The current guidelines for religious services, non-essential retail, and personal grooming services will largely remain the same in Phase Two. Overnight summer camps, most indoor entertainment venues, amusement parks, fairs, and carnivals will also remain closed in Phase Two.
Phase Two guidelines for specific sectors can be found here. Phase One guidelines sectors are available here. Visit virginia.gov/coronavirus/forwardvirginia for more information and answers to frequently asked questions.
The full text of Executive Order Sixty-Five and Order of Public Health Emergency Six is available here.
The full text of amended Executive Order Sixty-One can be found here.
Richmond Police, Mayor Stoney apologize after tear gas deployed before curfew on protesters
Protesters took to the streets of Richmond again Monday night and were met with a forceful response and the deployment of tear gas by Richmond Police – an action for which the department and Mayor Stoney later apologized.
Hundreds of protesters took to the streets of Richmond again Monday afternoon and evening to speak out after the death of George Floyd. The group organized near both the Robert E. Lee and J.E.B. Stuart Monuments on Monument Avenue and remained mainly peaceful until police approached demonstrators at the Lee statue and deployed tear gas, as can be seen below from the below Twitter video from VPM.
— VPM (@myVPM) June 1, 2020
Around the same time, reports began coming in that protesters at the Stuart monument were attempting to bring it down. A young demonstrator scaled the base of the statue and took what appeared to be a hack saw to the leg of the monument’s horse in an effort to bring it down.
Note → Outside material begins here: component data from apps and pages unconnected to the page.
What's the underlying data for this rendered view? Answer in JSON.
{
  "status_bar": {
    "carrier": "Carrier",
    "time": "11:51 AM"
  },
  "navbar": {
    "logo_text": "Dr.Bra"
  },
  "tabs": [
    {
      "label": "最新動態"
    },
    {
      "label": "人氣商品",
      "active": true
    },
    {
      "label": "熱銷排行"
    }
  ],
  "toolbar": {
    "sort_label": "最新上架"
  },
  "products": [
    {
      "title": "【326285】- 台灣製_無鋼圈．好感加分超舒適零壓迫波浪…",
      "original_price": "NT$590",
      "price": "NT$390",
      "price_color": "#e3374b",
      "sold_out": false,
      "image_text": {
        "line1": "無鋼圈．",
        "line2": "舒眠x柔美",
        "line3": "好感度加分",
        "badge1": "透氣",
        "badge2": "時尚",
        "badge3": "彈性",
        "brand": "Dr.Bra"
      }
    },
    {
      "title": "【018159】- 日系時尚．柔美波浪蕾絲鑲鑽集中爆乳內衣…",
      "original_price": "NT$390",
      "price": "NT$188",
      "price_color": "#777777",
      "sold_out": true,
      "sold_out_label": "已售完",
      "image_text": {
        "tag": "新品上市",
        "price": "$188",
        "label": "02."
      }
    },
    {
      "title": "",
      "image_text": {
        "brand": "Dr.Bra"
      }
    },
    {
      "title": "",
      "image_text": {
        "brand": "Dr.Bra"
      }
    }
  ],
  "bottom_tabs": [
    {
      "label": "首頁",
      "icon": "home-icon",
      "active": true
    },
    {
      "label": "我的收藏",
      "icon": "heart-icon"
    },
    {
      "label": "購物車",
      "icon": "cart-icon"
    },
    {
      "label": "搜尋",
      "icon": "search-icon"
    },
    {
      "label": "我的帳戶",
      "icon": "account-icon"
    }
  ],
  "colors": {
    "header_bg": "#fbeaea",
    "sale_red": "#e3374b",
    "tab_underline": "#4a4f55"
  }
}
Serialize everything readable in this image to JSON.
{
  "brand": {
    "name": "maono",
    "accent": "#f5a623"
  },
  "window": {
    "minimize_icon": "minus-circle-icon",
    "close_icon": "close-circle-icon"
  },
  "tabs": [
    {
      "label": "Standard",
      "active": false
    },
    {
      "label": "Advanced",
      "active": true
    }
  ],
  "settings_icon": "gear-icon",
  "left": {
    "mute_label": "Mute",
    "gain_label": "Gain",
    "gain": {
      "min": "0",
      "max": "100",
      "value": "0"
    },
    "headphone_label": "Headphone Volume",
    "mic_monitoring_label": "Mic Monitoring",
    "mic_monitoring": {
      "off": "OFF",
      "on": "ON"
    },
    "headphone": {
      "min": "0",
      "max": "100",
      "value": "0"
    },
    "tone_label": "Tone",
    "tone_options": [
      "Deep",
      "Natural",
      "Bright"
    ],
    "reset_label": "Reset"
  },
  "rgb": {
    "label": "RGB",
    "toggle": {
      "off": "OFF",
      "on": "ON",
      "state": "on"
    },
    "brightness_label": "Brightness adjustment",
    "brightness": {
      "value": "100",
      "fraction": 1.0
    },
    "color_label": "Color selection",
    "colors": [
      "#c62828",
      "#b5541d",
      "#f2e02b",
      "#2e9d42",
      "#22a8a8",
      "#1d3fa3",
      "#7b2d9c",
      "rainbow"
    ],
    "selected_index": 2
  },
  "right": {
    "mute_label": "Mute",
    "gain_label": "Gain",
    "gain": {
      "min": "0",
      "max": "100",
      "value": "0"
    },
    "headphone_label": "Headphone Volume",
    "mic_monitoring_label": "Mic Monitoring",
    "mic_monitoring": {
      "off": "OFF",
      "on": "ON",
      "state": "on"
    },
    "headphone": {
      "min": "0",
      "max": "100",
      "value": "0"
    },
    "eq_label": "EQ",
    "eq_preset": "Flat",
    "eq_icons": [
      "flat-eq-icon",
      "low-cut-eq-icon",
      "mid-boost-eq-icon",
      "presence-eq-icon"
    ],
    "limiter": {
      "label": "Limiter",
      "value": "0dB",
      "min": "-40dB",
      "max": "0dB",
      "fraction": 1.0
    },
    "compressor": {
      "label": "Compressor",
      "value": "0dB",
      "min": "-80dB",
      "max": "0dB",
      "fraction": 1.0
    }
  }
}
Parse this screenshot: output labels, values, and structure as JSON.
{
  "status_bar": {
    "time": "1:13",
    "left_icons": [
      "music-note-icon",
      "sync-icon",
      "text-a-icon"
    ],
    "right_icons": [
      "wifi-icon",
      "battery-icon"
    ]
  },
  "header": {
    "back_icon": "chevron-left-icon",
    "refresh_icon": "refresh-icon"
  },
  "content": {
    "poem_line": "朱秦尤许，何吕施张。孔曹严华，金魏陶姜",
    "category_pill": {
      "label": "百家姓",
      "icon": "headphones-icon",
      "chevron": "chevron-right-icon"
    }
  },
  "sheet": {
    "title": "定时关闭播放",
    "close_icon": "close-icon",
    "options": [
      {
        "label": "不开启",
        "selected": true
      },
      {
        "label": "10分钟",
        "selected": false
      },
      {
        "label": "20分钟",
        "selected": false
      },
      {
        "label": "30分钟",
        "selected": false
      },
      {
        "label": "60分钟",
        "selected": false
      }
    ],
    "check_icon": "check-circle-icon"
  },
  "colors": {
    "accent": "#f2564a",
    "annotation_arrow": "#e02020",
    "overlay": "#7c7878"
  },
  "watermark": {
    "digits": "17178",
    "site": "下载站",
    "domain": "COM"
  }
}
Police responded by calling on protesters to stand down, citing the weight of the monuments and their potential to crush bystanders.
Richmond Police and Mayor Levar Stoney later apologized for the deployment of tear gas on peaceful protesters – well below the 8:00 PM curfew – saying it was uncalled for and inviting protesters to City Hall at noon Tuesday to “apologize in person.” For its part, RPD said the officers involved had been “removed from the field” and would be subject to disciplinary action.
Chief Smith just reviewed video of gas being deployed by RPD officers near the Lee Monument and apologizes for this unwarranted action. These officers have been pulled from the field. They will be disciplined because their actions were outside dept protocols and directions given.
— Richmond Police (@RichmondPolice) June 2, 2020
Words cannot make this right, and words cannot restore the trust broken this evening.
Only action. Only action will repair this community. Come to City Hall tomorrow at noon. I want to say sorry. I want to listen.
— Levar M. Stoney (@LevarStoney) June 2, 2020
The protesters then continued marching down Franklin Street, then W. Broad Street, where things fizzled out around 10:30 PM near 14th Street.